To make detailed origami, it is important to use the special origami paper that is less heavy than regular copy paper. This thinner paper makes the tinier folds possible.
Another type of paper to use is……..MONEY!!! It’s popular to use money as the foundation for origami and is a great way to give money as a gift. There is actually a name for origami from money; it is called Orikane!
Sadako and the Paper Crane
There are many sculptures that you can make using origami, but the most popular of all is the Japanese paper crane.
The paper crane is the origami figure in the famous and true story of a girl named Sadako Sasaki. Sadako lived in Hiroshima, a city in Japan, when the atomic bomb was dropped there during WWII in 1945. When Sadako was 11, she was diagnosed with leukemia which is a type of cancer that was caused by the atomic bomb.
There is a Japanese belief that if you fold 1000 paper cranes, your wish will come true. While Sadako was in the hospital being treated for the cancer, she started folding paper cranes. Her wish was that she would get well and that peace and healing would come to people in the world who were hurting.
She spent 14 months in the hospital and folded the cranes with any piece of paper she was able to get her hands on. Paper was scarce at the time, so she often used candy wrappers, paper from medicine bottles, and the paper that was used to wrap gifts that were given to her.
Sadako died on October 25, 1955 when she was 12 years old. She had folded over 1300 paper cranes.
Sadako’s friends and classmates worked to raise money so that a memorial could be built to honor Sadako and the other atomic bomb victims.
In 1958, the Hiroshima Peace Memorial was finished with a statue of Sadako holding a golden crane. In 1990, in Seattle, Washington, USA, Nobel Peace Prize nominee, Dr. Floyd Schmoe, built a life-size statue of Sadako.
The statue was unveiled on August 6, 1990, 45 years after the bombing of Hiroshima. The statue can be found in the Seattle Peace Park.
Visitors bring paper cranes to set by or drape over the statue. Sadako will never be forgotten. The paper crane is the most recognized piece of origami and is a symbol for peace.
You can learn how to fold a paper crane with our easy directions. Spread some peace and love!!!
Other Common Origami Shapes
When you are just beginning your origami journey, you will probably want to start with some basic shapes; paper hats, boats, airplanes, cootie catchers, jumping frogs, or an origami dog.
Check out all of the links below that will help you find beginner origami step-by-step instructions.

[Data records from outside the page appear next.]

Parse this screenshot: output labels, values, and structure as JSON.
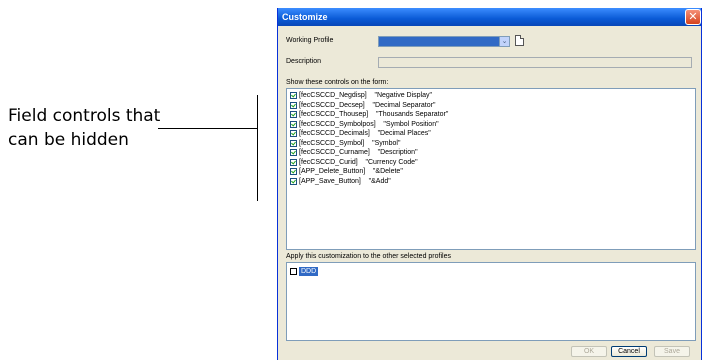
{
  "annotation": {
    "text": "Field controls that\ncan be hidden"
  },
  "dialog": {
    "title": "Customize",
    "close_glyph": "✕",
    "working_profile_label": "Working Profile",
    "description_label": "Description",
    "controls_header": "Show these controls on the form:",
    "controls": [
      {
        "text": "[fecCSCCD_Negdisp]    \"Negative Display\"",
        "checked": true
      },
      {
        "text": "[fecCSCCD_Decsep]    \"Decimal Separator\"",
        "checked": true
      },
      {
        "text": "[fecCSCCD_Thousep]    \"Thousands Separator\"",
        "checked": true
      },
      {
        "text": "[fecCSCCD_Symbolpos]    \"Symbol Position\"",
        "checked": true
      },
      {
        "text": "[fecCSCCD_Decimals]    \"Decimal Places\"",
        "checked": true
      },
      {
        "text": "[fecCSCCD_Symbol]    \"Symbol\"",
        "checked": true
      },
      {
        "text": "[fecCSCCD_Curname]    \"Description\"",
        "checked": true
      },
      {
        "text": "[fecCSCCD_Curid]    \"Currency Code\"",
        "checked": true
      },
      {
        "text": "[APP_Delete_Button]    \"&Delete\"",
        "checked": true
      },
      {
        "text": "[APP_Save_Button]    \"&Add\"",
        "checked": true
      }
    ],
    "apply_header": "Apply this customization to the other selected profiles",
    "profiles": [
      {
        "name": "DDD",
        "checked": false
      }
    ],
    "buttons": {
      "ok": "OK",
      "cancel": "Cancel",
      "save": "Save"
    },
    "dropdown_glyph": "⌄",
    "colors": {
      "titlebar": "#0a5ad6",
      "selection": "#316ac5",
      "dialog_bg": "#ece9d8"
    }
  }
}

There are also great books listed that will help you get started and guide you as you make progress.
You could move on to the fun exploration of money origami! This is a great way to pass the time waiting at a restaurant or an interesting trick to show your friends.
Who doesn’t love to watch the mystery of money being folded into an amazing design? And when you don’t have square origami paper on hand, you can almost certainly find a dollar bill!

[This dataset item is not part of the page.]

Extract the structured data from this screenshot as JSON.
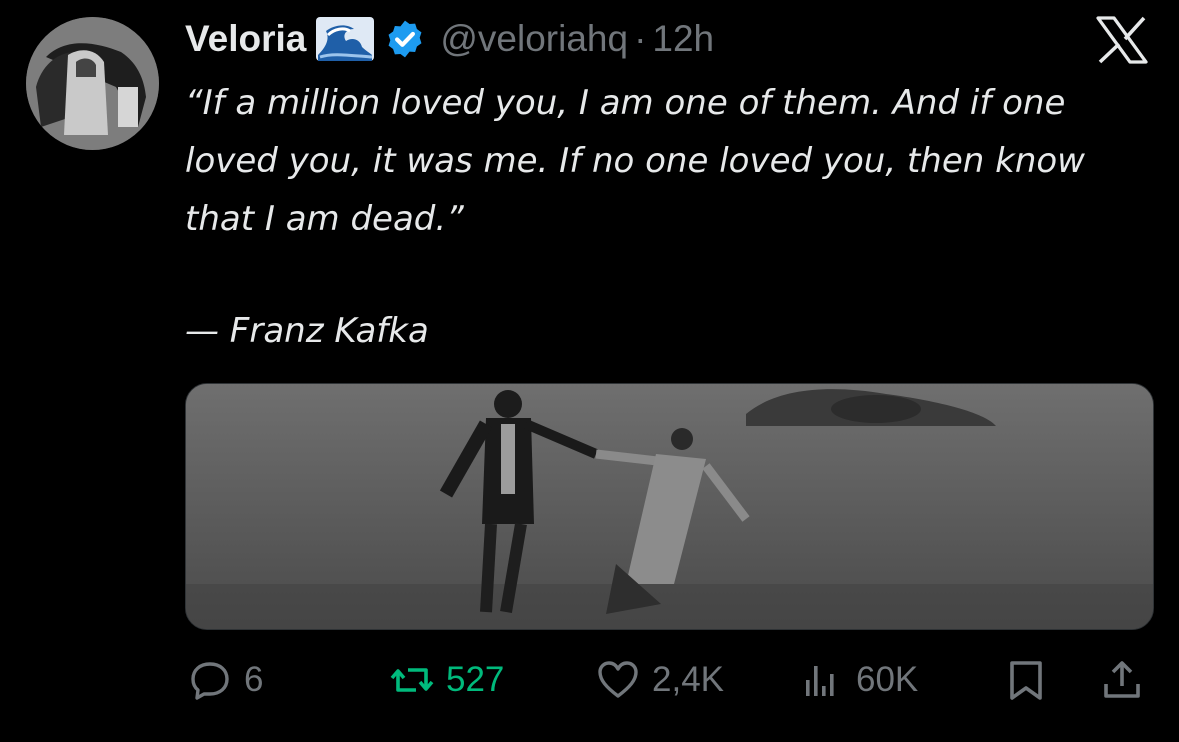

To be honest the exact history of origami is under debate. Because paper degrades quickly, there are little to no artifacts that archaeologists and historians can use to determine where it originated or who invented it.
Most school textbooks report that paper itself was first invented in China by Ts’ai Lun in 105 AD. So we can guess that if there was paper, there was paper folding!! And it most likely began in China.
However, many cultures used paper folding to some degree either in ceremonies or recreation. Origami is mostly regarded as a Japanese art.
In traditional Chinese funerals, there is the practice of burning folded paper that represents gold nuggets (yuanboa).
It was during the Song Dynasty (905-1125 CE) that these paper representations began to be burned instead of the wood or clay replicas of the gold nuggets that had been used in the past. The “paper nuggets” are still used today.
In Japan, the earliest true reference to a paper model is dated in 1680 in a poem by Ihara Saikaku. The poem mentions the ceremonial use of the folded butterfly design used during Shinto weddings.
During the Edo period (1603-1867) of Japanese culture, folding was mostly ceremonial. However, folding soon became more of a form of entertainment. For example, there is evidence that a folded paper noshi (envelope) was often attached to gifts like a card would be today.
Currently, origami is being used in engineering applications! You will find it in packaging, the medical use of stents to keep passageways in the body open, such as a heart stent, and car safety in folding airbags!
Back to Origami Fun!
This page has many links to fantastic origami books that have many sculptures to create. We also have links to pages with tutorials, videos, and directions to make specific origami shapes.
Take a look below and get started on this entertaining art!